in front of it with a very nice restaurant. In fact, this business
was recently expanded to include... a newly built apartment complex,
so if you change your mind about camping you can always rent an
apartment instead! The second option is Nopigia Camping (tel.
0822 031.111), which is about 1.5 kilometres further to the east.
It, too, has peace and quiet and nice trees for shade. It also
has flowers, common areas that are well looked after, and a large
swimming pool. As you may guess, however, the swimming pool exists
because the beach in front of the hotel is covered with fairly
large stones and is rather uninviting.
If you are not particularly fond of organised camping we have
still another suggestion. Continue to the east on the dirtroad
going along the beach, and right after you pass Nopigia Camping
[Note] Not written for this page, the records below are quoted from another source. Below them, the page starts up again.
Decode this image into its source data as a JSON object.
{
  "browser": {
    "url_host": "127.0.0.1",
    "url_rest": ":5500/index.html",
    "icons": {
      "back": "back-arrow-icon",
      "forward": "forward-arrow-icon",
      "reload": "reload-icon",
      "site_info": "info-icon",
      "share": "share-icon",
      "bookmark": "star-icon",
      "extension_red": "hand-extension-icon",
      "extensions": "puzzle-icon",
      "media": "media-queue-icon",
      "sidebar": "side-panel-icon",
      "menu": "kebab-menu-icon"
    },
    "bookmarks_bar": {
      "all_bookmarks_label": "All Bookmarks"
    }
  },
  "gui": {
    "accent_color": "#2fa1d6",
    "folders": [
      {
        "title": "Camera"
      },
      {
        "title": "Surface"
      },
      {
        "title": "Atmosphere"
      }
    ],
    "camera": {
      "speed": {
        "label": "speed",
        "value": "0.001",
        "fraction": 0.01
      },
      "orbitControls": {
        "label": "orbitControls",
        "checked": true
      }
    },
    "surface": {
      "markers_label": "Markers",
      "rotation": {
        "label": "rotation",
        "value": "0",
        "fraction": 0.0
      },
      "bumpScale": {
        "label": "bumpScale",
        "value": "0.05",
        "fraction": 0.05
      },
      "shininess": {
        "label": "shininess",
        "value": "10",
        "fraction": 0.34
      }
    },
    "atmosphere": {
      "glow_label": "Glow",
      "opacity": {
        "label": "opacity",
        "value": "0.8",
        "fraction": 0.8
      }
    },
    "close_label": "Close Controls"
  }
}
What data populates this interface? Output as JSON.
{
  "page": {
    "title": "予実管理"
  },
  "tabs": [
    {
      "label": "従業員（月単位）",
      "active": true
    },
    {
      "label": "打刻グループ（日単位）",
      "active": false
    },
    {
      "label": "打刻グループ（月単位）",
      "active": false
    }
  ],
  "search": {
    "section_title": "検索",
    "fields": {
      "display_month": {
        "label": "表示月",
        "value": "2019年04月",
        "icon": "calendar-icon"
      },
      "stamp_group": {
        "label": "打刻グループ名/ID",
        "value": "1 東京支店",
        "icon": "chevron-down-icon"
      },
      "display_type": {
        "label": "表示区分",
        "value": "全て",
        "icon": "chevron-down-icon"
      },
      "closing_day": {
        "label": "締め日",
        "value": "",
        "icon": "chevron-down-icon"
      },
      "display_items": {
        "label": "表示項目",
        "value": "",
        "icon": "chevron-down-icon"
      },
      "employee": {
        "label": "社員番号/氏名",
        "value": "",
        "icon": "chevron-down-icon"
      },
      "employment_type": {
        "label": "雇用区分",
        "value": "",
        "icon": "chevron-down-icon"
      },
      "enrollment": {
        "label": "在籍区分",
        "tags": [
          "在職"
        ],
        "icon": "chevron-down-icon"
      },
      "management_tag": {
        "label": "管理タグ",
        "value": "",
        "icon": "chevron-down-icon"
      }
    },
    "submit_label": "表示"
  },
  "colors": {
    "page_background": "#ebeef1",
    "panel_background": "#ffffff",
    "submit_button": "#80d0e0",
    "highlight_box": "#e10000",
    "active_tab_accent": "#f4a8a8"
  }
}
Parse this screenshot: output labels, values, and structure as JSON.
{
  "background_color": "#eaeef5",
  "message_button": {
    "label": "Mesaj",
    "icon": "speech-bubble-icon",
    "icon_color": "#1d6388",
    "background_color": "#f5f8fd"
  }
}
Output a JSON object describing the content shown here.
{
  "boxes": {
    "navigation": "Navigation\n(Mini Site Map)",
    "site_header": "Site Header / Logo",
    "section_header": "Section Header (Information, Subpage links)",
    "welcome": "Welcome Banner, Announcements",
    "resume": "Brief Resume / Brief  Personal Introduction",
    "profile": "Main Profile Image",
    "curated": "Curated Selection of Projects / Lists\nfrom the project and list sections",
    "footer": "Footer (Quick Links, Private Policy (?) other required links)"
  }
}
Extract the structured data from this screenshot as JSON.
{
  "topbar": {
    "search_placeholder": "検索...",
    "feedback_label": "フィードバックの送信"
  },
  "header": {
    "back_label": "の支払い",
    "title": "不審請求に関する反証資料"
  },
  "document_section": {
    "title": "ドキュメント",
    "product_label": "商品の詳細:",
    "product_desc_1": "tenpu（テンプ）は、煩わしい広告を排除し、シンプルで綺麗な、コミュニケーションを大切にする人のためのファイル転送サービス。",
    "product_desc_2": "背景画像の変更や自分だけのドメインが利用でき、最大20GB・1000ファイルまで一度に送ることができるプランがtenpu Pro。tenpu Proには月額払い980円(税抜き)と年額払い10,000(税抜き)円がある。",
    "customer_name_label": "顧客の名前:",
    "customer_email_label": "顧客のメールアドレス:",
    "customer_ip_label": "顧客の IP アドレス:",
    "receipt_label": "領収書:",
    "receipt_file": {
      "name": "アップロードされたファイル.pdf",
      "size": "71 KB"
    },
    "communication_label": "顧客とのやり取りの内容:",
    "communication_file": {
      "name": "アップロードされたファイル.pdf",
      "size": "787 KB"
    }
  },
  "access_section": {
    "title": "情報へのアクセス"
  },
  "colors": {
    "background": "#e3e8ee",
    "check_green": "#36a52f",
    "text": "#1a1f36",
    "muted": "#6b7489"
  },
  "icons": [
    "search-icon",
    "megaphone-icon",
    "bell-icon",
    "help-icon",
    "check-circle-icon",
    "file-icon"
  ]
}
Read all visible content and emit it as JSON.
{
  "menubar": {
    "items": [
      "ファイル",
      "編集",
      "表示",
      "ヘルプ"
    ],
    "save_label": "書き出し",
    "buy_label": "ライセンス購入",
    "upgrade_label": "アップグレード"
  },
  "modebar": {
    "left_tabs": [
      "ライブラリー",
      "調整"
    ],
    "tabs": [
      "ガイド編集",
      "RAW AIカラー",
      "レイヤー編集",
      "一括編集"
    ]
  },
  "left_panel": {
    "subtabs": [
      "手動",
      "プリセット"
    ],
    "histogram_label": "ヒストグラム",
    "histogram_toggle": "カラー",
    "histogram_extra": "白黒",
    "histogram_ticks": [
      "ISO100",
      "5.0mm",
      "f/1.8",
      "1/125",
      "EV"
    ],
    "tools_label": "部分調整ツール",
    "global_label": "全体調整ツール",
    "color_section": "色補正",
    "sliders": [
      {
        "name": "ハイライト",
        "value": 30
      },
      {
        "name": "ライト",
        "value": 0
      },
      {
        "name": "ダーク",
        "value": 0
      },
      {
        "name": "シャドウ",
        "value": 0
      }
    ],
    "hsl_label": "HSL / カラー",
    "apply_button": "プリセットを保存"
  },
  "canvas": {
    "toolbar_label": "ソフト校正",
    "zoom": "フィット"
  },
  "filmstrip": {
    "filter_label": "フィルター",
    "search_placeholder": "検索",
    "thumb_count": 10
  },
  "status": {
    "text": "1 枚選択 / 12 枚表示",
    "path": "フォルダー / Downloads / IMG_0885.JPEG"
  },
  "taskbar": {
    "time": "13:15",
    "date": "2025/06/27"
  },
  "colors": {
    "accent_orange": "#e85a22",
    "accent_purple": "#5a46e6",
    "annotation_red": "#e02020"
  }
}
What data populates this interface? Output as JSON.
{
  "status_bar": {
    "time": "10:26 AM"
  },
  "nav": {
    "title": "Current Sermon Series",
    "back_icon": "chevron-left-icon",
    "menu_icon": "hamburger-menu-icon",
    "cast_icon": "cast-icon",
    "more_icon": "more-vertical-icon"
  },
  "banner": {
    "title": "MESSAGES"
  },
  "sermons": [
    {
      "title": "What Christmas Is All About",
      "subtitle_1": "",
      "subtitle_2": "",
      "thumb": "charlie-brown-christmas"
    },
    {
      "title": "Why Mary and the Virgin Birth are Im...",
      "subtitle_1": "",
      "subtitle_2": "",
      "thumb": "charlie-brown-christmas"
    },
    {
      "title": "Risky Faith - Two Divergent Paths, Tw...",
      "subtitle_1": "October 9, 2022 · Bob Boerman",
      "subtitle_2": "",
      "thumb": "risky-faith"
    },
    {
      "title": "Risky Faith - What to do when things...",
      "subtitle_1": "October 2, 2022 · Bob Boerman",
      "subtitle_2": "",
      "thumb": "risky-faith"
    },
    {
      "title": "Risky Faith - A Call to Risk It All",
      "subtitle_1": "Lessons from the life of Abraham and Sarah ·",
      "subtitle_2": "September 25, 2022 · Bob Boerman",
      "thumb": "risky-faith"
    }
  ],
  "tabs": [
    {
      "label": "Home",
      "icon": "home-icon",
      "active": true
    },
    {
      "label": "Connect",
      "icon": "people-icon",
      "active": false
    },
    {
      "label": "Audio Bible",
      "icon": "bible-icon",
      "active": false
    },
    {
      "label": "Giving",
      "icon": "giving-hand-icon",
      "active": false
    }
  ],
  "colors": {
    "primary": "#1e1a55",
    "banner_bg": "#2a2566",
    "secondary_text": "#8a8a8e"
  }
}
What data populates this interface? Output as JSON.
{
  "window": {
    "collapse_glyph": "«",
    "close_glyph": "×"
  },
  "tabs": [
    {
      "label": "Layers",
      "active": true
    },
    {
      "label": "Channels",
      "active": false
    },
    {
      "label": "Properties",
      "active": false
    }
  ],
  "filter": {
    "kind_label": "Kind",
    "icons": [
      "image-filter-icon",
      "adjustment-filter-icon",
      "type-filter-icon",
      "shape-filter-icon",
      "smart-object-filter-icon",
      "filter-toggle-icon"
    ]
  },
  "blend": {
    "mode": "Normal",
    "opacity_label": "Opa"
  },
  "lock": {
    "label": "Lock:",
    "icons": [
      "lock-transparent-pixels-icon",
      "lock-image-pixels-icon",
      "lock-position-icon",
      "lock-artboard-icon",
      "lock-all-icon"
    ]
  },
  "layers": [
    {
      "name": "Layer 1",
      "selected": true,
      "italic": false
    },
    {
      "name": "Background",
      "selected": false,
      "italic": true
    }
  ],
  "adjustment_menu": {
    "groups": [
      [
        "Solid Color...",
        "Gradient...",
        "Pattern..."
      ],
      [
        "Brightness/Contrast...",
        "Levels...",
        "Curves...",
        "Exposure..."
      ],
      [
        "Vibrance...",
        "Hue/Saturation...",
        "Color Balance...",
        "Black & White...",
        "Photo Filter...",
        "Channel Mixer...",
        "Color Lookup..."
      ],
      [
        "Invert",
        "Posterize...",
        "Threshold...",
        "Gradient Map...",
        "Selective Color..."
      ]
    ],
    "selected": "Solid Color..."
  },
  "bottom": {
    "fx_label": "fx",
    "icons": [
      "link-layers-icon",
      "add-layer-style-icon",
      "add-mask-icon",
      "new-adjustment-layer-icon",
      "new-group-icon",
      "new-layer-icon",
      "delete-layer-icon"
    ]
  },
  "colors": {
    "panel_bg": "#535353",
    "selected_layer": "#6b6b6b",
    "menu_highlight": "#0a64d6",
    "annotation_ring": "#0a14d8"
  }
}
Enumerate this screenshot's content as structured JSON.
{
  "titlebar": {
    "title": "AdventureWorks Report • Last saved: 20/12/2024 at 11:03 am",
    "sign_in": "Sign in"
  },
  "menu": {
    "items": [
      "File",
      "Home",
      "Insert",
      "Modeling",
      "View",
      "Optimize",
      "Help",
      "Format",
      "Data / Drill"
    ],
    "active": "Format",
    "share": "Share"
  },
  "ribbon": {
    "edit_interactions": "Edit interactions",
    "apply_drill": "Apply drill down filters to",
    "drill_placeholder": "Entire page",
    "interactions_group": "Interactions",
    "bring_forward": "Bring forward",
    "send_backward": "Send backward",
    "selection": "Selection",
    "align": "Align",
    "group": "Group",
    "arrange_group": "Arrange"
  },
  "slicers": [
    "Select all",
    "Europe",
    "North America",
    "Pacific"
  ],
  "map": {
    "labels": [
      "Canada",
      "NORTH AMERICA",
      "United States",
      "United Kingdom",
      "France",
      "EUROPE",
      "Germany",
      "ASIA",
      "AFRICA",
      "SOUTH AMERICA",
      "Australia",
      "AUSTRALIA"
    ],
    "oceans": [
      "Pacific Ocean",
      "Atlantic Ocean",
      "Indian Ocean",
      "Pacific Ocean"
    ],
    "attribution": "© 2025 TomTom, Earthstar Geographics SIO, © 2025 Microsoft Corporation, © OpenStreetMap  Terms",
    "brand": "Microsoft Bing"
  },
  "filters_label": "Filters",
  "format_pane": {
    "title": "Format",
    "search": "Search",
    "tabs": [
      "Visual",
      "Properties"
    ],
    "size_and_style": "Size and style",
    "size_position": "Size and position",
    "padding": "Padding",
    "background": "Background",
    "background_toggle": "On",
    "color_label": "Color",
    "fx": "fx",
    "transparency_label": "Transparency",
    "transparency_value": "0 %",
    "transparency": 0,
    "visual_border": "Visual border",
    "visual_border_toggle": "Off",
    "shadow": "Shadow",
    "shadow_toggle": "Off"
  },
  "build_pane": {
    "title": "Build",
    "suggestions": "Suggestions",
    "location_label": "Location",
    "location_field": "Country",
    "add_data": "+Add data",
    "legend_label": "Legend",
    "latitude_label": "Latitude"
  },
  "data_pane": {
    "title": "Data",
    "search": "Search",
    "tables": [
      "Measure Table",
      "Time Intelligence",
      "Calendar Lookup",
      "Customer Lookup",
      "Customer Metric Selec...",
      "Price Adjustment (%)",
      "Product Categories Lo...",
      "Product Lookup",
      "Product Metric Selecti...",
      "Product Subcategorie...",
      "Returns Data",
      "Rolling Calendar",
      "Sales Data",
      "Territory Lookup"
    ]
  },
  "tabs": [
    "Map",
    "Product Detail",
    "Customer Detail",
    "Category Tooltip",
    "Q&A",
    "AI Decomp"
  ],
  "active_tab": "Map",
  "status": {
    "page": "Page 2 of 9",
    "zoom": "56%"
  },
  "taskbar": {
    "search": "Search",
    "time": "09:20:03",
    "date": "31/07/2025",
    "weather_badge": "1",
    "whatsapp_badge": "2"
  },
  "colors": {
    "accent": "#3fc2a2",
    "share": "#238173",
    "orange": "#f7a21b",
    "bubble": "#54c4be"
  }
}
you will run into a fenced pastureland that blocks your way.
Open the door, get in, shut it behind you, and keep going. After
a while you will see a chapel with a covered yard and a small
pebbly beach in front of it. This entire area is ideal for camping;
it’s full of trees, it has a drinking fountain next to
the chapel with cool, refreshing water, and the ground is quite
level allowing you to set up your tent comfortably. For your
camp fire try to use the same spot as the people who were there
before you. Finally, collect your garbage in a plastic bag and
take it with you when you leave, because there are no barrels
|Source of the
information on this page : “Unexplored Crete”,
Road Editions. For more guidebooks and maps of
Greece, click here.